Volume 472: debated on Wednesday 5 March 2008

To ask the Secretary of State for Innovation, Universities and Skills what cost-benefit analysis has been made of the decision to reduce funding to equivalent or lower qualification students. (175714)

We are not cutting funding to higher education. There is no cost to the Exchequer because we are redistributing funding away from students doing equivalent or lower level qualifications in order to fund more new entrants to higher education than would otherwise be possible. First and foremost, we took this decision as a matter of fairness and social justice, but it also has an economic rationale.

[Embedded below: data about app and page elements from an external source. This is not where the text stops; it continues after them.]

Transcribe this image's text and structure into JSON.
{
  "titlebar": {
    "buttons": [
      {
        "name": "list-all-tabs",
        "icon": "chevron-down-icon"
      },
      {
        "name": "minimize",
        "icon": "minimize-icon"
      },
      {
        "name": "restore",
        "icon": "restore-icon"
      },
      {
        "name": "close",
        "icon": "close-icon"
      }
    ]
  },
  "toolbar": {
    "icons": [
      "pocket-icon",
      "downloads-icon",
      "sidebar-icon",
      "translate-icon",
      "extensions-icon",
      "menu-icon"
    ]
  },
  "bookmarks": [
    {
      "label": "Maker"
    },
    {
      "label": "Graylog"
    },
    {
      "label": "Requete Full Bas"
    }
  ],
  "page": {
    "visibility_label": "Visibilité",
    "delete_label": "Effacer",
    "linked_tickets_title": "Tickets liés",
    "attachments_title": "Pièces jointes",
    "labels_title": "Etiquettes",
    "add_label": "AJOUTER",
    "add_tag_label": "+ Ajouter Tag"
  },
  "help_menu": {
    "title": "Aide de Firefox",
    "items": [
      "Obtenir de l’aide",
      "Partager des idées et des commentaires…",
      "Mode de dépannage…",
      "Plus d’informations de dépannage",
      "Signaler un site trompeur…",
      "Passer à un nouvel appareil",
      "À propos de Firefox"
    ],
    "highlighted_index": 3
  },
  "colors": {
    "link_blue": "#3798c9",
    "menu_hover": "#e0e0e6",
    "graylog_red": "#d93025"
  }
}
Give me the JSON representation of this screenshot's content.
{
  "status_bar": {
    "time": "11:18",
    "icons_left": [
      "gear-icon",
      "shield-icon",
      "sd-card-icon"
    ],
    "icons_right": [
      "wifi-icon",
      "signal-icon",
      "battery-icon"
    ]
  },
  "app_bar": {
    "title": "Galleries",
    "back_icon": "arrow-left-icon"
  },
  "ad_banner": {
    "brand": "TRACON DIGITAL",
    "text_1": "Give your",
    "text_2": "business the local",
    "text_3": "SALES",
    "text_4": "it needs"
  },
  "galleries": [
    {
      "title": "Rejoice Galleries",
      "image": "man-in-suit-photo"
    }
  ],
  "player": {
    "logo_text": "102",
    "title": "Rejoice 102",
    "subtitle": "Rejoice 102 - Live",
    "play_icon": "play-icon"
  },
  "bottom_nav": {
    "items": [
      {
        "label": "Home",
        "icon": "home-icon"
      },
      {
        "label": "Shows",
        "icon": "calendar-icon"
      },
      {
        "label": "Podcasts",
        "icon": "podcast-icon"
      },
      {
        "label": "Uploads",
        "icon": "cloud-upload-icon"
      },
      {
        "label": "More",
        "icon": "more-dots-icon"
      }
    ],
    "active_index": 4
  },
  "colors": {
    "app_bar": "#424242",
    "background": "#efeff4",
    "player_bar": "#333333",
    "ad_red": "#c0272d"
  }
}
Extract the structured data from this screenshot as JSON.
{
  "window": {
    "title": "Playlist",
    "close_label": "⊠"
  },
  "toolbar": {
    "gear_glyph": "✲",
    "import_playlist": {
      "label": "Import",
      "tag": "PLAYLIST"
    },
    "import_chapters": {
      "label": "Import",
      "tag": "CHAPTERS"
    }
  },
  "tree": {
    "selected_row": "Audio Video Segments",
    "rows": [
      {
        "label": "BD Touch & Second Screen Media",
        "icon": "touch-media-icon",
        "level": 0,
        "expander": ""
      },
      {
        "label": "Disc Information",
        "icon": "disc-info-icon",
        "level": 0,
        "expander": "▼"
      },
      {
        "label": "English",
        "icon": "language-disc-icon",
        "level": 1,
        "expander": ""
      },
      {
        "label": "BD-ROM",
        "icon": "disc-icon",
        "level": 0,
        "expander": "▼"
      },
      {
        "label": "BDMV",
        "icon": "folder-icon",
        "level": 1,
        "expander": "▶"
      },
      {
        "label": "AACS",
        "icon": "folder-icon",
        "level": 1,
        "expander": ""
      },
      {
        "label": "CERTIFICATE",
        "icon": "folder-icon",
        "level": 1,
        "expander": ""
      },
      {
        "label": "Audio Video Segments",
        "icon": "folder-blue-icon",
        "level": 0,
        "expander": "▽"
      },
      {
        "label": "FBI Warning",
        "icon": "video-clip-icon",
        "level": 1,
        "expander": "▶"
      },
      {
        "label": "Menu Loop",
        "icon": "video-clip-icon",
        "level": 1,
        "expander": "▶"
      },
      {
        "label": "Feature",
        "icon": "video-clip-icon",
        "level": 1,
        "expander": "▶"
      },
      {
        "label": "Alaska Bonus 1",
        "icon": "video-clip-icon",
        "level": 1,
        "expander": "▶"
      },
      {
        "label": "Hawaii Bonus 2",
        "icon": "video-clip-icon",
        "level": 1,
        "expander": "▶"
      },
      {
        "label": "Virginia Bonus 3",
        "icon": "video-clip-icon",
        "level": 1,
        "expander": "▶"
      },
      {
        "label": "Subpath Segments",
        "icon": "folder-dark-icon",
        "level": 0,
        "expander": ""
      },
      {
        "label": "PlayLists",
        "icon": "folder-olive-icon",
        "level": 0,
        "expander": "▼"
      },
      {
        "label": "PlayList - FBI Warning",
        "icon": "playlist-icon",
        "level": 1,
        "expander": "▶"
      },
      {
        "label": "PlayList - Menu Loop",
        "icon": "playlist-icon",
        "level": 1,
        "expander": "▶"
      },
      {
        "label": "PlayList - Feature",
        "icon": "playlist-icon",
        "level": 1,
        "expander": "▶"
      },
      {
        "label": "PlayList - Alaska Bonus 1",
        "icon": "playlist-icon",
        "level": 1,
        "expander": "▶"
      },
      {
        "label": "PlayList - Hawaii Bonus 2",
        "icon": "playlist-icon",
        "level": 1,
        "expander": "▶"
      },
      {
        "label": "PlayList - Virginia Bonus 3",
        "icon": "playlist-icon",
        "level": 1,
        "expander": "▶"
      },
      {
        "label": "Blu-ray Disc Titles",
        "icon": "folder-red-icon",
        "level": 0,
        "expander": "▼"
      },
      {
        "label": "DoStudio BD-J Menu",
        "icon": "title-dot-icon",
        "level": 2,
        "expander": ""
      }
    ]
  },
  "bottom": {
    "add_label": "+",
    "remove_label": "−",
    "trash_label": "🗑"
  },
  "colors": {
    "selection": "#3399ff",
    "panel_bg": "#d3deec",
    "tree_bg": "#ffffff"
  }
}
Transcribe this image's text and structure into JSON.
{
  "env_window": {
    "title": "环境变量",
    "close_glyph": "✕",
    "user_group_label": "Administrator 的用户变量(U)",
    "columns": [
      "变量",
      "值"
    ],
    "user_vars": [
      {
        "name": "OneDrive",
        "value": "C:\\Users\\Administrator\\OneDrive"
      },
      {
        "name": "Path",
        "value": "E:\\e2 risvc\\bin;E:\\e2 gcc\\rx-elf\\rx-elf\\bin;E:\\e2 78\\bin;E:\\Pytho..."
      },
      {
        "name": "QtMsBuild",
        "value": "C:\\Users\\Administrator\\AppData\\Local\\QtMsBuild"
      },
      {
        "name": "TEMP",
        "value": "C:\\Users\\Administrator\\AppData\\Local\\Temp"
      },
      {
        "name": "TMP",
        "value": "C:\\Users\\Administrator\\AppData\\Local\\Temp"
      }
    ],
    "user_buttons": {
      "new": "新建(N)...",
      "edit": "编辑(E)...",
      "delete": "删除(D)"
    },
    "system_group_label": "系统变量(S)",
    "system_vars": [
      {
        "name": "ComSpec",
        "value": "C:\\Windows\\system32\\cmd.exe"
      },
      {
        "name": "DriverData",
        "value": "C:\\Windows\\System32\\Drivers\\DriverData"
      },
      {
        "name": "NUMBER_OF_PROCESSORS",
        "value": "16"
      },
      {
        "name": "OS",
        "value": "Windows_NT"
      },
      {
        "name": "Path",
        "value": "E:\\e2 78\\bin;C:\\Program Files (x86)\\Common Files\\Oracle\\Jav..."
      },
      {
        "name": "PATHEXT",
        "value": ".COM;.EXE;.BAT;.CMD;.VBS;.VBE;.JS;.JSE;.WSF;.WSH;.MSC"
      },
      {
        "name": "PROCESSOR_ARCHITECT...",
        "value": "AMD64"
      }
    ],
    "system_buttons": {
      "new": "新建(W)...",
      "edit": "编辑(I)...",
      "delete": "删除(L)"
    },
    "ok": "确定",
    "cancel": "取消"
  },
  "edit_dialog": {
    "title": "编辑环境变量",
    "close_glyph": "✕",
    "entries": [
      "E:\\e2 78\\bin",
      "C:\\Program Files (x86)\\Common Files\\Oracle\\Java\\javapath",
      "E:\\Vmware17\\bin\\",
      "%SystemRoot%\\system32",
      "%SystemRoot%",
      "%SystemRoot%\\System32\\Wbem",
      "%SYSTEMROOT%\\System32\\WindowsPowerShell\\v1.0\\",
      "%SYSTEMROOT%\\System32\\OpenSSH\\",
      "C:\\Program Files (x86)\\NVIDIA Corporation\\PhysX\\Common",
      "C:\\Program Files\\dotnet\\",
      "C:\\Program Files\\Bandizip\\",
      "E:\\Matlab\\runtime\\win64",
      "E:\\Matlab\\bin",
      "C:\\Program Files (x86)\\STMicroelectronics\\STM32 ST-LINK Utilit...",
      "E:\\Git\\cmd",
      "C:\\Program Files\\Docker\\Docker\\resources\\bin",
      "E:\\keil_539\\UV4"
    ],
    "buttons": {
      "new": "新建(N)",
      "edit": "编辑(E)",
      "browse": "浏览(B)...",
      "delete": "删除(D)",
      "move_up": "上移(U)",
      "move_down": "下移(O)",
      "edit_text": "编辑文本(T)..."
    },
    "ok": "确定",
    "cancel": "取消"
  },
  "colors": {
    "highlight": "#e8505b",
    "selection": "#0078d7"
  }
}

The additional lifetime earnings “premium” associated with getting a first degree in this country remains comfortably over £100,000 in today’s prices which makes it among the highest in the developed world. Given that, it is clear that enabling 20,000 more new students (or students progressing to a higher level) to enter higher education will bring considerable long-term benefit to both individuals and the economy, through having a larger number of more highly qualified, more productive workers than would otherwise be the case.